What you will do >>
Return the listing in full and exactly, but without a single picture.

----

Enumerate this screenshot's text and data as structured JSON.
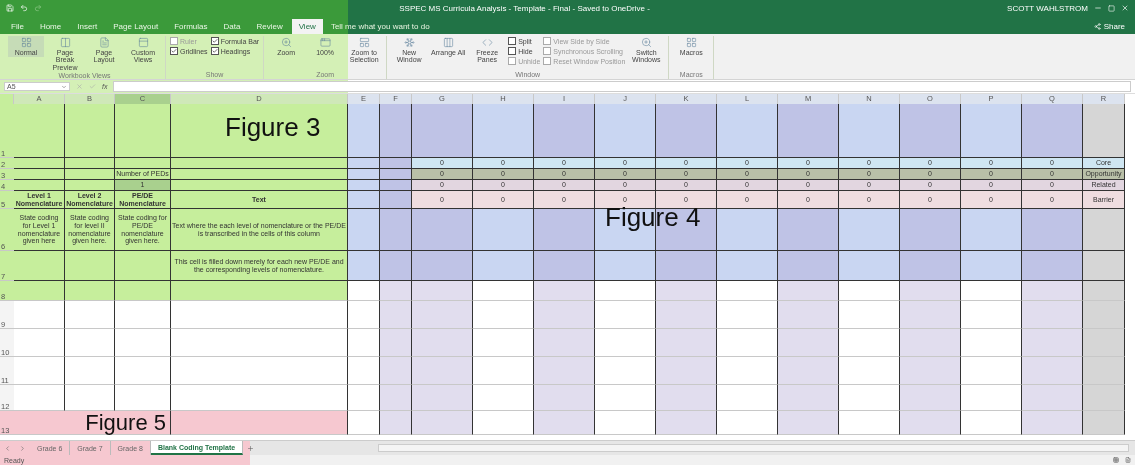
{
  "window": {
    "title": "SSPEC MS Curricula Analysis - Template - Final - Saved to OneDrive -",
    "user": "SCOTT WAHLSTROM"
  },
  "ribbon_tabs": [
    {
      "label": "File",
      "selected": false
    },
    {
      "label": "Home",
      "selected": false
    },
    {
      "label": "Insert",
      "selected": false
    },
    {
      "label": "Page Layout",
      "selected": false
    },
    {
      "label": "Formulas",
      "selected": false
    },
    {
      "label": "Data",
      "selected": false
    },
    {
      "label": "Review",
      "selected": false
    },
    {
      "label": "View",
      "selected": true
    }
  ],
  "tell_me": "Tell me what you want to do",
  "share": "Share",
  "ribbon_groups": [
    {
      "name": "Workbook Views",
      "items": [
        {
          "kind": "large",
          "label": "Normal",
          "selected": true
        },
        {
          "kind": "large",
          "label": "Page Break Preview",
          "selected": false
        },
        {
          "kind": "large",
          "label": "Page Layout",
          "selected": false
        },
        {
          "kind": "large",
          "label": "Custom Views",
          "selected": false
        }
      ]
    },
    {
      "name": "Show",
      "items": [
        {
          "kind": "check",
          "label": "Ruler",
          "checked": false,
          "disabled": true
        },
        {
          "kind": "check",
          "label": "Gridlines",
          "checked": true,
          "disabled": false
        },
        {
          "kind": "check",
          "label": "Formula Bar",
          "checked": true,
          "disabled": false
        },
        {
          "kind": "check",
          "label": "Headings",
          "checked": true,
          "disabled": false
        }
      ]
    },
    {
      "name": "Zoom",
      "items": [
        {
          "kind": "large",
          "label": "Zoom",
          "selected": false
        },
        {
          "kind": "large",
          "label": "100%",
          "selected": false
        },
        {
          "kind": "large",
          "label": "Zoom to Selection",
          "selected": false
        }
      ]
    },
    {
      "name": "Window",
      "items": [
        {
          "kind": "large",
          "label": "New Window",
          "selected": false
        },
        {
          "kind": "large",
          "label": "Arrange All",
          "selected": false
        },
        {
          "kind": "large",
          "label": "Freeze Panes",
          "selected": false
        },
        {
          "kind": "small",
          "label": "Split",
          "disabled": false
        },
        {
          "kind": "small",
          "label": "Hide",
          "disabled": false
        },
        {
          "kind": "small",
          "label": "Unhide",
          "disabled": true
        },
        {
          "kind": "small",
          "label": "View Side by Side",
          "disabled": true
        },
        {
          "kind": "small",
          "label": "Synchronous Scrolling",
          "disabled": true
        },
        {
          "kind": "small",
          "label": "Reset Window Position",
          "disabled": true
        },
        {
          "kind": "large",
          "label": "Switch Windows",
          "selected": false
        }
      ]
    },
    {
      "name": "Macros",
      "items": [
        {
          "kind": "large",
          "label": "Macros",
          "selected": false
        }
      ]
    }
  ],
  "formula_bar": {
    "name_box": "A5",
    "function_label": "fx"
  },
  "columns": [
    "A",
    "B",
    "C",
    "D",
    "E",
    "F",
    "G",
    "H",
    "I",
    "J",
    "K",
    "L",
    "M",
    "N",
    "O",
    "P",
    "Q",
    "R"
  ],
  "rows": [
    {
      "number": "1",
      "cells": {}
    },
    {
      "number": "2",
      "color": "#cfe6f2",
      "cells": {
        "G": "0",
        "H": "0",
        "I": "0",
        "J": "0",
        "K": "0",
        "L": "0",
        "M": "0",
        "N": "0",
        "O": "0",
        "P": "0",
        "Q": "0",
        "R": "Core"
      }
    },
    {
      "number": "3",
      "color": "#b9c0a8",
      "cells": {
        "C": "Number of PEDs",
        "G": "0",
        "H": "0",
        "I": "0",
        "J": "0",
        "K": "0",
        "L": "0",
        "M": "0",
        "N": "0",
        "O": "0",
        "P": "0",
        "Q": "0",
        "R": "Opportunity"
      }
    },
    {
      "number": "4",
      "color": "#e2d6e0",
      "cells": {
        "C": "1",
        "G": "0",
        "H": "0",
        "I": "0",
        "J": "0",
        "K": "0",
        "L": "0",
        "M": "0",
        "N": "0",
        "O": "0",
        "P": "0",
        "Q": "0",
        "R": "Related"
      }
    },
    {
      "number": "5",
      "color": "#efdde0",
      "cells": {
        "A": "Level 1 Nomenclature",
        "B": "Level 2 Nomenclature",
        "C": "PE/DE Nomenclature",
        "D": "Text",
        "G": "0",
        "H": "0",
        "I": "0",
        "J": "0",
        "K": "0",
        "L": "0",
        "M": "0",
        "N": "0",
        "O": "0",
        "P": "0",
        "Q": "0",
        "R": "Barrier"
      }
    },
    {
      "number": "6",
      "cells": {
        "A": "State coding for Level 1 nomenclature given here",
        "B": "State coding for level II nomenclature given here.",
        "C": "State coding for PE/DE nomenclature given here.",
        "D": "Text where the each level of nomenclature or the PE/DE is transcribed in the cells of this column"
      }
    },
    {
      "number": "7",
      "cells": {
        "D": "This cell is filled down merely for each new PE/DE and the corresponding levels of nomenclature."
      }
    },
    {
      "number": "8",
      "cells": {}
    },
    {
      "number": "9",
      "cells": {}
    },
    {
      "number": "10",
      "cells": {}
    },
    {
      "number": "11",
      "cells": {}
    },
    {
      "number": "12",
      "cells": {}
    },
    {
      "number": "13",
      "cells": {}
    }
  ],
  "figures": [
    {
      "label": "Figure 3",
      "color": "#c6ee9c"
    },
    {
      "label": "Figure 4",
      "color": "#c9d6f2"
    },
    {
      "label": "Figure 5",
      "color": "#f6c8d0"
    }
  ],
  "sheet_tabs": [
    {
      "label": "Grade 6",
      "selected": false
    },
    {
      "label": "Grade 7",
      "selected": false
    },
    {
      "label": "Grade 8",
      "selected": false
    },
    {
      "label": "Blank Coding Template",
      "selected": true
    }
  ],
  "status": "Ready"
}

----

Exercise solution >>
Enumerate this screenshot's text and data as structured JSON.
{
  "window": {
    "title": "SSPEC MS Curricula Analysis - Template - Final - Saved to OneDrive -",
    "user": "SCOTT WAHLSTROM"
  },
  "ribbon_tabs": [
    {
      "label": "File",
      "selected": false
    },
    {
      "label": "Home",
      "selected": false
    },
    {
      "label": "Insert",
      "selected": false
    },
    {
      "label": "Page Layout",
      "selected": false
    },
    {
      "label": "Formulas",
      "selected": false
    },
    {
      "label": "Data",
      "selected": false
    },
    {
      "label": "Review",
      "selected": false
    },
    {
      "label": "View",
      "selected": true
    }
  ],
  "tell_me": "Tell me what you want to do",
  "share": "Share",
  "ribbon_groups": [
    {
      "name": "Workbook Views",
      "items": [
        {
          "kind": "large",
          "label": "Normal",
          "selected": true
        },
        {
          "kind": "large",
          "label": "Page Break Preview",
          "selected": false
        },
        {
          "kind": "large",
          "label": "Page Layout",
          "selected": false
        },
        {
          "kind": "large",
          "label": "Custom Views",
          "selected": false
        }
      ]
    },
    {
      "name": "Show",
      "items": [
        {
          "kind": "check",
          "label": "Ruler",
          "checked": false,
          "disabled": true
        },
        {
          "kind": "check",
          "label": "Gridlines",
          "checked": true,
          "disabled": false
        },
        {
          "kind": "check",
          "label": "Formula Bar",
          "checked": true,
          "disabled": false
        },
        {
          "kind": "check",
          "label": "Headings",
          "checked": true,
          "disabled": false
        }
      ]
    },
    {
      "name": "Zoom",
      "items": [
        {
          "kind": "large",
          "label": "Zoom",
          "selected": false
        },
        {
          "kind": "large",
          "label": "100%",
          "selected": false
        },
        {
          "kind": "large",
          "label": "Zoom to Selection",
          "selected": false
        }
      ]
    },
    {
      "name": "Window",
      "items": [
        {
          "kind": "large",
          "label": "New Window",
          "selected": false
        },
        {
          "kind": "large",
          "label": "Arrange All",
          "selected": false
        },
        {
          "kind": "large",
          "label": "Freeze Panes",
          "selected": false
        },
        {
          "kind": "small",
          "label": "Split",
          "disabled": false
        },
        {
          "kind": "small",
          "label": "Hide",
          "disabled": false
        },
        {
          "kind": "small",
          "label": "Unhide",
          "disabled": true
        },
        {
          "kind": "small",
          "label": "View Side by Side",
          "disabled": true
        },
        {
          "kind": "small",
          "label": "Synchronous Scrolling",
          "disabled": true
        },
        {
          "kind": "small",
          "label": "Reset Window Position",
          "disabled": true
        },
        {
          "kind": "large",
          "label": "Switch Windows",
          "selected": false
        }
      ]
    },
    {
      "name": "Macros",
      "items": [
        {
          "kind": "large",
          "label": "Macros",
          "selected": false
        }
      ]
    }
  ],
  "formula_bar": {
    "name_box": "A5",
    "function_label": "fx"
  },
  "columns": [
    "A",
    "B",
    "C",
    "D",
    "E",
    "F",
    "G",
    "H",
    "I",
    "J",
    "K",
    "L",
    "M",
    "N",
    "O",
    "P",
    "Q",
    "R"
  ],
  "rows": [
    {
      "number": "1",
      "cells": {}
    },
    {
      "number": "2",
      "color": "#cfe6f2",
      "cells": {
        "G": "0",
        "H": "0",
        "I": "0",
        "J": "0",
        "K": "0",
        "L": "0",
        "M": "0",
        "N": "0",
        "O": "0",
        "P": "0",
        "Q": "0",
        "R": "Core"
      }
    },
    {
      "number": "3",
      "color": "#b9c0a8",
      "cells": {
        "C": "Number of PEDs",
        "G": "0",
        "H": "0",
        "I": "0",
        "J": "0",
        "K": "0",
        "L": "0",
        "M": "0",
        "N": "0",
        "O": "0",
        "P": "0",
        "Q": "0",
        "R": "Opportunity"
      }
    },
    {
      "number": "4",
      "color": "#e2d6e0",
      "cells": {
        "C": "1",
        "G": "0",
        "H": "0",
        "I": "0",
        "J": "0",
        "K": "0",
        "L": "0",
        "M": "0",
        "N": "0",
        "O": "0",
        "P": "0",
        "Q": "0",
        "R": "Related"
      }
    },
    {
      "number": "5",
      "color": "#efdde0",
      "cells": {
        "A": "Level 1 Nomenclature",
        "B": "Level 2 Nomenclature",
        "C": "PE/DE Nomenclature",
        "D": "Text",
        "G": "0",
        "H": "0",
        "I": "0",
        "J": "0",
        "K": "0",
        "L": "0",
        "M": "0",
        "N": "0",
        "O": "0",
        "P": "0",
        "Q": "0",
        "R": "Barrier"
      }
    },
    {
      "number": "6",
      "cells": {
        "A": "State coding for Level 1 nomenclature given here",
        "B": "State coding for level II nomenclature given here.",
        "C": "State coding for PE/DE nomenclature given here.",
        "D": "Text where the each level of nomenclature or the PE/DE is transcribed in the cells of this column"
      }
    },
    {
      "number": "7",
      "cells": {
        "D": "This cell is filled down merely for each new PE/DE and the corresponding levels of nomenclature."
      }
    },
    {
      "number": "8",
      "cells": {}
    },
    {
      "number": "9",
      "cells": {}
    },
    {
      "number": "10",
      "cells": {}
    },
    {
      "number": "11",
      "cells": {}
    },
    {
      "number": "12",
      "cells": {}
    },
    {
      "number": "13",
      "cells": {}
    }
  ],
  "figures": [
    {
      "label": "Figure 3",
      "color": "#c6ee9c"
    },
    {
      "label": "Figure 4",
      "color": "#c9d6f2"
    },
    {
      "label": "Figure 5",
      "color": "#f6c8d0"
    }
  ],
  "sheet_tabs": [
    {
      "label": "Grade 6",
      "selected": false
    },
    {
      "label": "Grade 7",
      "selected": false
    },
    {
      "label": "Grade 8",
      "selected": false
    },
    {
      "label": "Blank Coding Template",
      "selected": true
    }
  ],
  "status": "Ready"
}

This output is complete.